How Do Wildfires Affect People That Don't Live by the Woods or Forests?
Wildfires affect people that don't live by woods or forests in a number of ways:
- The forest may be a national heritage site, a protected area or a scenic area where tourists come to visit and enjoy the scenery. People and even a nation who depend on tourism as their livelihood will see changes in their income (i.e., lowered). What can tourists see if all the of the forest is gone? Nobody enjoys looking at burnt material.
- Carbon is liberated into the atmosphere. When forests burn, stored carbon in the trees are released into the atmosphere. This will contribute to existing carbon dioxide in the atmosphere and may worsen the effects of global climate change bringing with it externalities associated with increased greenhouse gases (see Two Major Causes of Global Climate Change about externalities). These externalities affect everyone.
- Wildlife that depend on the integrity of their forest habitat will be affected. Forests are not without living organisms in it. Those animals unable to escape the fire will toast due to heat. Also, animals need food to survive. Herbivorous organisms or those organisms that graze or depend on derivatives from plants such as leaves, fruits, seeds, shoots, among others for survival will have less food available and eventually die. If they die, those other organisms that depend on them (the carnivores or meat-eating animals) considering the principle of the food chain will have no food to feed them, too. The whole forest food chain may collapse. That means losing the benefits that can be derived from wildlife. There are at least 7 major reasons why wildlife should be conserved namely as source of medicine, agents of pollination, model for man's innovations and inventions, as food, gene pool for pest-resistant strains, pool of nutrients and as something that the future generation can enjoy just like the present generation.
- River and lake water quality and organisms living in the network of rivers down in the watershed will be affected. With nothing to stop the rains from falling directly into the ground (such as that provided by the canopy or leaves of the plants), heavy rainfall will bring with it surface soil or sediments that go with runoff into rivers and lakes especially in high slope areas. This makes the rivers murky or turbid. Turbid water will prevent light important for photosynthesis of plants living underneath the waters. Again, this will have a cascading effect in the food chain. When aquatic plants die as the basic component of the food chain, aquatic animals that depend on it will have less food available. If people fish in that river or lake, this means less catch (thus less food) for consumption. Also, tourists who come to see underwater life will not be able to appreciate living organisms in those affected rivers and lakes.
While this list on ways that wildfires affect people that don't live by the woods or forests may not be extensive as everything is connected to everything else, wildfires affect people that don't live by the woods or forests directly or indirectly.

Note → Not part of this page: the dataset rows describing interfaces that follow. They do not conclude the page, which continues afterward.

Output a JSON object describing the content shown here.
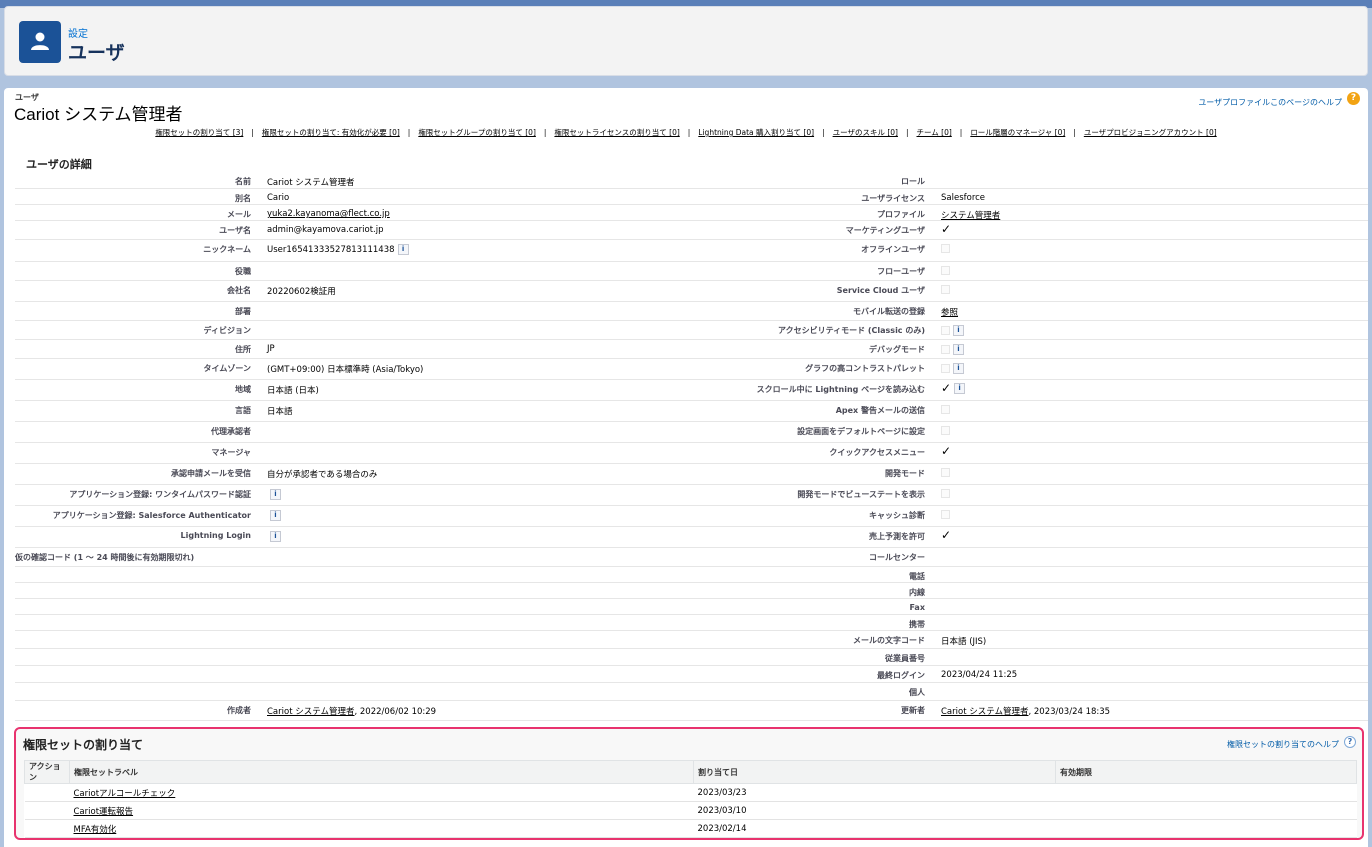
{
  "header": {
    "eyebrow": "設定",
    "title": "ユーザ",
    "icon": "user-icon"
  },
  "record": {
    "object_type": "ユーザ",
    "name": "Cariot システム管理者",
    "help_link": "ユーザプロファイルこのページのヘルプ"
  },
  "related_links": [
    "権限セットの割り当て [3]",
    "権限セットの割り当て: 有効化が必要 [0]",
    "権限セットグループの割り当て [0]",
    "権限セットライセンスの割り当て [0]",
    "Lightning Data 購入割り当て [0]",
    "ユーザのスキル [0]",
    "チーム [0]",
    "ロール階層のマネージャ [0]",
    "ユーザプロビジョニングアカウント [0]"
  ],
  "section_title": "ユーザの詳細",
  "left_fields": [
    {
      "label": "名前",
      "value": "Cariot システム管理者"
    },
    {
      "label": "別名",
      "value": "Cario"
    },
    {
      "label": "メール",
      "value": "yuka2.kayanoma@flect.co.jp"
    },
    {
      "label": "ユーザ名",
      "value": "admin@kayamova.cariot.jp"
    },
    {
      "label": "ニックネーム",
      "value": "User16541333527813111438"
    },
    {
      "label": "役職",
      "value": ""
    },
    {
      "label": "会社名",
      "value": "20220602検証用"
    },
    {
      "label": "部署",
      "value": ""
    },
    {
      "label": "ディビジョン",
      "value": ""
    },
    {
      "label": "住所",
      "value": "JP"
    },
    {
      "label": "タイムゾーン",
      "value": "(GMT+09:00) 日本標準時 (Asia/Tokyo)"
    },
    {
      "label": "地域",
      "value": "日本語 (日本)"
    },
    {
      "label": "言語",
      "value": "日本語"
    },
    {
      "label": "代理承認者",
      "value": ""
    },
    {
      "label": "マネージャ",
      "value": ""
    },
    {
      "label": "承認申請メールを受信",
      "value": "自分が承認者である場合のみ"
    },
    {
      "label": "アプリケーション登録: ワンタイムパスワード認証",
      "value": ""
    },
    {
      "label": "アプリケーション登録: Salesforce Authenticator",
      "value": ""
    },
    {
      "label": "Lightning Login",
      "value": ""
    },
    {
      "label": "仮の確認コード (1 ～ 24 時間後に有効期限切れ)",
      "value": ""
    },
    {
      "label": "作成者",
      "value": "Cariot システム管理者",
      "suffix": ", 2022/06/02 10:29"
    }
  ],
  "right_fields": [
    {
      "label": "ロール",
      "value": ""
    },
    {
      "label": "ユーザライセンス",
      "value": "Salesforce"
    },
    {
      "label": "プロファイル",
      "value": "システム管理者"
    },
    {
      "label": "マーケティングユーザ",
      "checked": true
    },
    {
      "label": "オフラインユーザ",
      "checked": false
    },
    {
      "label": "フローユーザ",
      "checked": false
    },
    {
      "label": "Service Cloud ユーザ",
      "checked": false
    },
    {
      "label": "モバイル転送の登録",
      "value": "参照"
    },
    {
      "label": "アクセシビリティモード (Classic のみ)",
      "checked": false
    },
    {
      "label": "デバッグモード",
      "checked": false
    },
    {
      "label": "グラフの高コントラストパレット",
      "checked": false
    },
    {
      "label": "スクロール中に Lightning ページを読み込む",
      "checked": true
    },
    {
      "label": "Apex 警告メールの送信",
      "checked": false
    },
    {
      "label": "設定画面をデフォルトページに設定",
      "checked": false
    },
    {
      "label": "クイックアクセスメニュー",
      "checked": true
    },
    {
      "label": "開発モード",
      "checked": false
    },
    {
      "label": "開発モードでビューステートを表示",
      "checked": false
    },
    {
      "label": "キャッシュ診断",
      "checked": false
    },
    {
      "label": "売上予測を許可",
      "checked": true
    },
    {
      "label": "コールセンター",
      "value": ""
    },
    {
      "label": "電話",
      "value": ""
    },
    {
      "label": "内線",
      "value": ""
    },
    {
      "label": "Fax",
      "value": ""
    },
    {
      "label": "携帯",
      "value": ""
    },
    {
      "label": "メールの文字コード",
      "value": "日本語 (JIS)"
    },
    {
      "label": "従業員番号",
      "value": ""
    },
    {
      "label": "最終ログイン",
      "value": "2023/04/24 11:25"
    },
    {
      "label": "個人",
      "value": ""
    },
    {
      "label": "更新者",
      "value": "Cariot システム管理者",
      "suffix": ", 2023/03/24 18:35"
    }
  ],
  "permission_sets": {
    "title": "権限セットの割り当て",
    "help": "権限セットの割り当てのヘルプ",
    "columns": [
      "アクション",
      "権限セットラベル",
      "割り当て日",
      "有効期限"
    ],
    "rows": [
      {
        "label": "Cariotアルコールチェック",
        "date": "2023/03/23",
        "expires": ""
      },
      {
        "label": "Cariot運転報告",
        "date": "2023/03/10",
        "expires": ""
      },
      {
        "label": "MFA有効化",
        "date": "2023/02/14",
        "expires": ""
      }
    ]
  }
}
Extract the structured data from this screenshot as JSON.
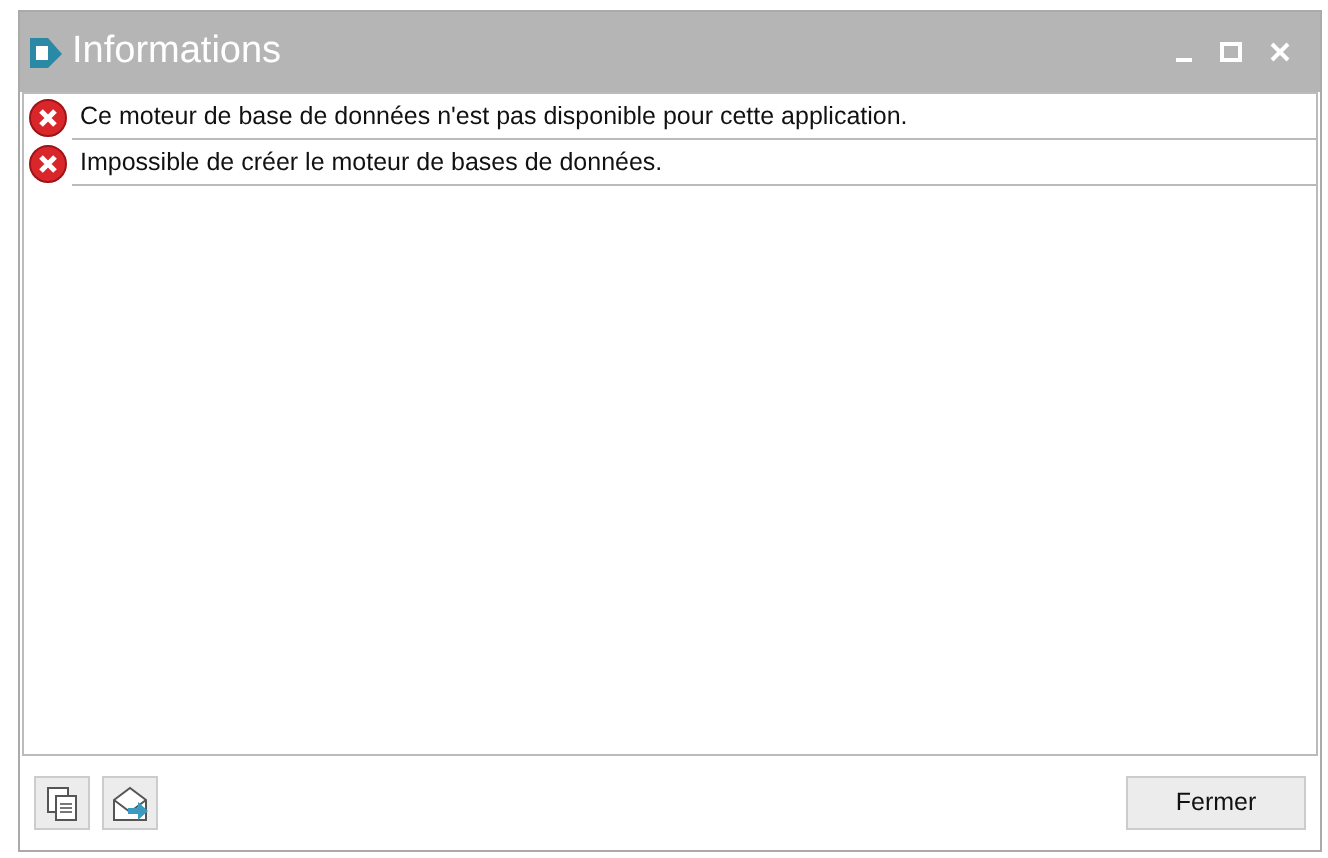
{
  "window": {
    "title": "Informations"
  },
  "messages": [
    {
      "kind": "error",
      "text": "Ce moteur de base de données n'est pas disponible pour cette application."
    },
    {
      "kind": "error",
      "text": "Impossible de créer le moteur de bases de données."
    }
  ],
  "buttons": {
    "close": "Fermer"
  }
}
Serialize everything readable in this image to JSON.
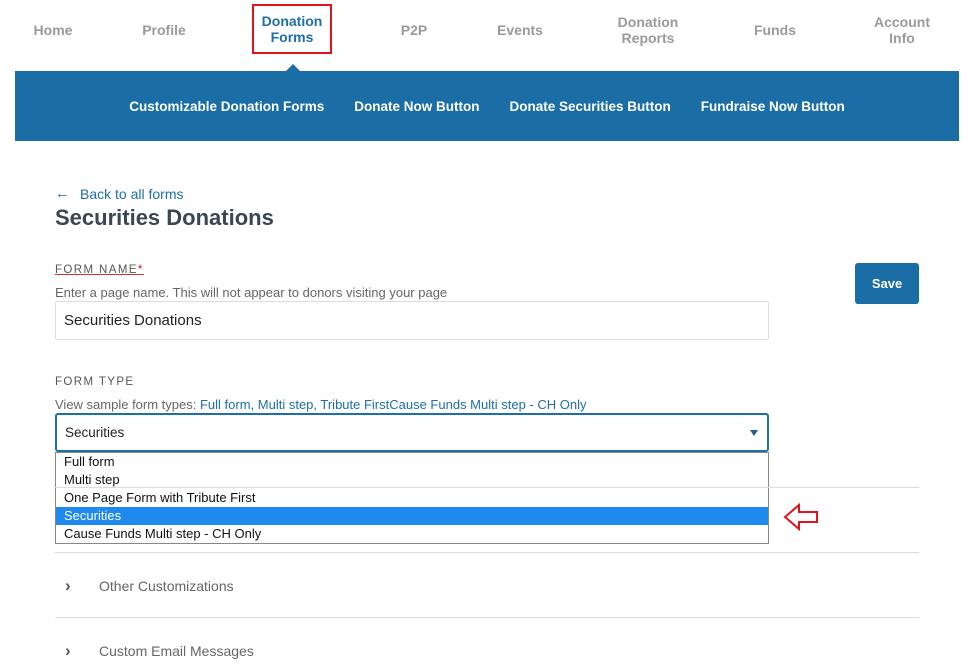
{
  "topnav": {
    "items": [
      {
        "line1": "Home",
        "line2": ""
      },
      {
        "line1": "Profile",
        "line2": ""
      },
      {
        "line1": "Donation",
        "line2": "Forms"
      },
      {
        "line1": "P2P",
        "line2": ""
      },
      {
        "line1": "Events",
        "line2": ""
      },
      {
        "line1": "Donation",
        "line2": "Reports"
      },
      {
        "line1": "Funds",
        "line2": ""
      },
      {
        "line1": "Account",
        "line2": "Info"
      }
    ],
    "active_index": 2
  },
  "subnav": {
    "items": [
      "Customizable Donation Forms",
      "Donate Now Button",
      "Donate Securities Button",
      "Fundraise Now Button"
    ]
  },
  "back_link": {
    "icon": "arrow-left-icon",
    "label": "Back to all forms"
  },
  "page_title": "Securities Donations",
  "save_label": "Save",
  "form_name": {
    "label": "FORM NAME",
    "required_mark": "*",
    "help": "Enter a page name. This will not appear to donors visiting your page",
    "value": "Securities Donations"
  },
  "form_type": {
    "label": "FORM TYPE",
    "help_prefix": "View sample form types: ",
    "help_links": "Full form, Multi step, Tribute FirstCause Funds Multi step - CH Only",
    "selected": "Securities",
    "options": [
      "Full form",
      "Multi step",
      "One Page Form with Tribute First",
      "Securities",
      "Cause Funds Multi step - CH Only"
    ],
    "selected_index": 3
  },
  "sections": [
    {
      "icon": "chevron-right-icon",
      "label": "Other Customizations"
    },
    {
      "icon": "chevron-right-icon",
      "label": "Custom Email Messages"
    }
  ],
  "colors": {
    "brand": "#1a6ea5",
    "highlight": "#1f8aee",
    "annotation": "#e0141c"
  }
}
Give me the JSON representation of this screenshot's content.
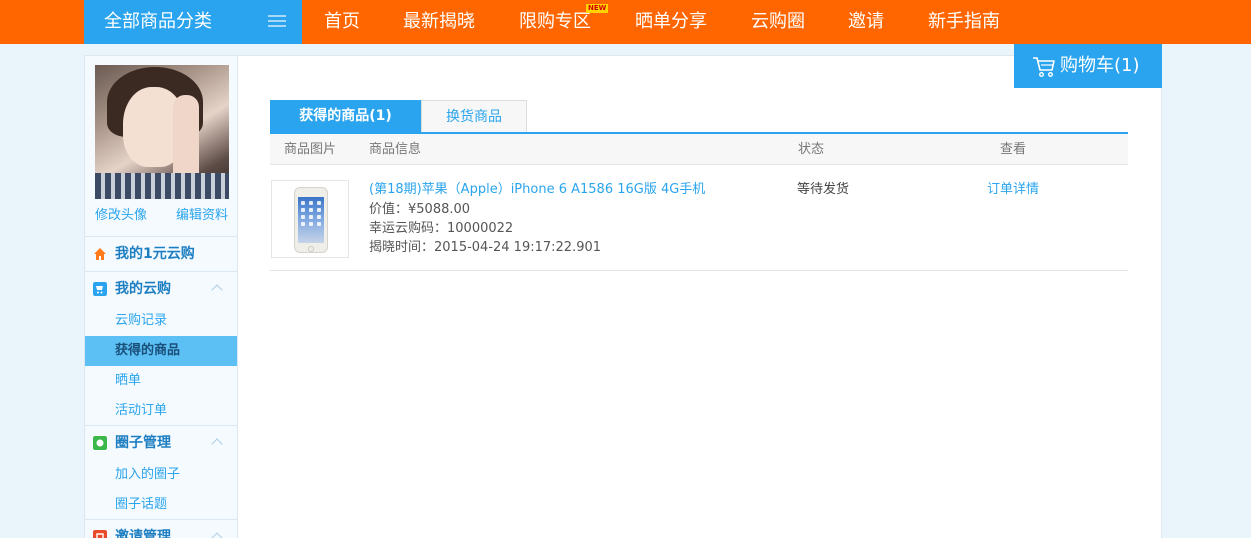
{
  "topbar": {
    "category_label": "全部商品分类",
    "nav": [
      {
        "label": "首页"
      },
      {
        "label": "最新揭晓"
      },
      {
        "label": "限购专区",
        "badge": "NEW"
      },
      {
        "label": "晒单分享"
      },
      {
        "label": "云购圈"
      },
      {
        "label": "邀请"
      },
      {
        "label": "新手指南"
      }
    ],
    "cart_label": "购物车(1)",
    "colors": {
      "bar": "#ff6600",
      "accent": "#2aa4ee"
    }
  },
  "sidebar": {
    "edit_avatar": "修改头像",
    "edit_profile": "编辑资料",
    "sections": [
      {
        "label": "我的1元云购",
        "icon": "home-icon",
        "items": []
      },
      {
        "label": "我的云购",
        "icon": "cart-icon",
        "items": [
          {
            "label": "云购记录"
          },
          {
            "label": "获得的商品",
            "active": true
          },
          {
            "label": "晒单"
          },
          {
            "label": "活动订单"
          }
        ]
      },
      {
        "label": "圈子管理",
        "icon": "circle-icon",
        "items": [
          {
            "label": "加入的圈子"
          },
          {
            "label": "圈子话题"
          }
        ]
      },
      {
        "label": "邀请管理",
        "icon": "invite-icon",
        "items": []
      }
    ]
  },
  "main": {
    "tabs": [
      {
        "label": "获得的商品(1)",
        "active": true
      },
      {
        "label": "换货商品",
        "active": false
      }
    ],
    "table": {
      "headers": [
        "商品图片",
        "商品信息",
        "状态",
        "查看"
      ],
      "rows": [
        {
          "title": "(第18期)苹果（Apple）iPhone 6 A1586 16G版 4G手机",
          "price": "价值：¥5088.00",
          "lucky_code": "幸运云购码：10000022",
          "reveal_time": "揭晓时间：2015-04-24 19:17:22.901",
          "status": "等待发货",
          "action": "订单详情"
        }
      ]
    }
  }
}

But this does not also mean that wildfires have negative effects all throughout. Wildfires, in many places, are natural phenomena that are ecologically and socially beneficial.
Here is a list of the benefits that could be gained from wildfires:
- Wildfires bring back nutrients into the soil allowing for regrowth of propagules or new plants. Old trees are not so efficient as the young, actively growing trees, in removing carbon from the atmosphere. As long as the propagules are available in forests where wildfires occur, the forest area will again undergo succession. Grasses grow followed up by bushy plants, then gradually the forest returns to its usual state after a considerable number of years. Whatever carbon lost in the atmosphere will be sequestered back by newly growing trees. The new forest may be more biologically diverse than the previous one due to equal opportunities for new trees to grow. Dominant species may have grown in the old forest. More diversity in plants means more diversity in wildlife. More diversity in wildlife means more animals that people could appreciate and derive benefits from.
- Researchers will find forest regeneration an opportunity to study succession. It is interesting to find out how a forest naturally revert back to its former state; which plant species gets settled first, what animals come to start all over the food chain, how fast succession can take place, among others.
- A deforested area provides jobs to people. It is an opportunity for people to plant trees. Projects to rehabilitate the forest may be implemented by the government to speed up forest regeneration. Wildfires give jobs to firefighters as well as manufacturers of their implements in fighting fire such as airplanes, fireproof suits, fire retardants, chainsaws, backhoes, etc.
- Wildfires increase people's awareness of the importance of the forests. Wildfires remind people that forests are important and an integral part of their lives and must be preserved whenever possible due to the many benefits that could be derived from it. This phenomenon make people more sensitive to the call for nature conservation.
There may be other indirect ways that wildfires affect people that don't live by the woods or forests. The above list may not encompass all of them as forests, or any natural resource, has many other use and non-use benefits and are valuable (Read How to Determine Forest Value).
© Patrick A. Regoniel 13 November 2010 All Rights Reserved